Since there are eight corners, there are 8! (8-factorial) ways to arrange them, or 8 x 7 x 6 x 5 x 4 x 3 x 2 x 1. Once we’ve placed our first corner, there are seven other positions remaining for the rest of the corners. Once we place the second corner, there are 6 positions remaining, and so on. All in all, there are 40,320 possible corner arrangements!

Combinations = 8! …

Each corner has three sides, and thus three ways it can be oriented. That white-orange-green corner piece could be white-up, orange-up, or green-up. Since there are 8 corners with 3 orientations each, this would be 3^8 possible orientation combinations. However, if we remember that pieces do not move independently but affect other pieces, the orientation of our final corner is going to be determined by the orientation of the other corners. Thus, we actually end up with 3^7 orientation combinations, or 2,187.

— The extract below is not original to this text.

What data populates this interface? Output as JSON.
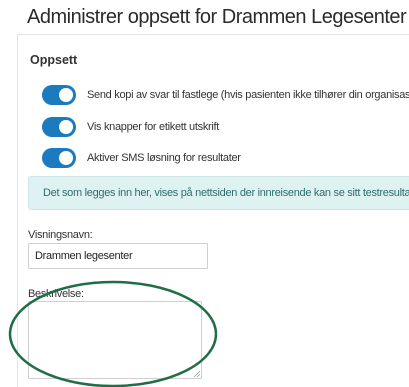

Combinations = 8! * 3^7 …

There are 12 edge pieces, so it is tempting to say there are 12! ways to arrange them. However, each move on the cube exchanges two pieces between layers. Single face moves always swap a corner-edge pair from one layer to another, but each layer can only contain 8 pieces (centers excluded), those extra two pieces have to go somewhere else. We’re always moving an even number of pieces (or, the cube always has even parity), and there is no way for us to simply swap edge pieces. Not only do the edge positions depend on the placement of edges before them, but they also depend on the placement of the corners. We end up with 12! / 2, or 239,500,800 edge arrangements.

Combinations = 8! * 3^7 * (12! / 2) …

Each of the 12 edge pieces has two possible orientations, which would be 2^12 possible orientation combinations. However, like the corner orientations, the last one depends on the orientation of the others, so we really end up with 2^11, or 2,048 combinations.

Combinations = 8! * 3^7 * (12! / 2) * 2^11

Let’s resolve this:

Combinations = 40320 * 2187 * 239500800 * 2048

Combinations = 43,252,003,274,489,856,000

That’s over 43 quintillion! Three billion fits into this number over 14 billion times! Talk about an underestimate!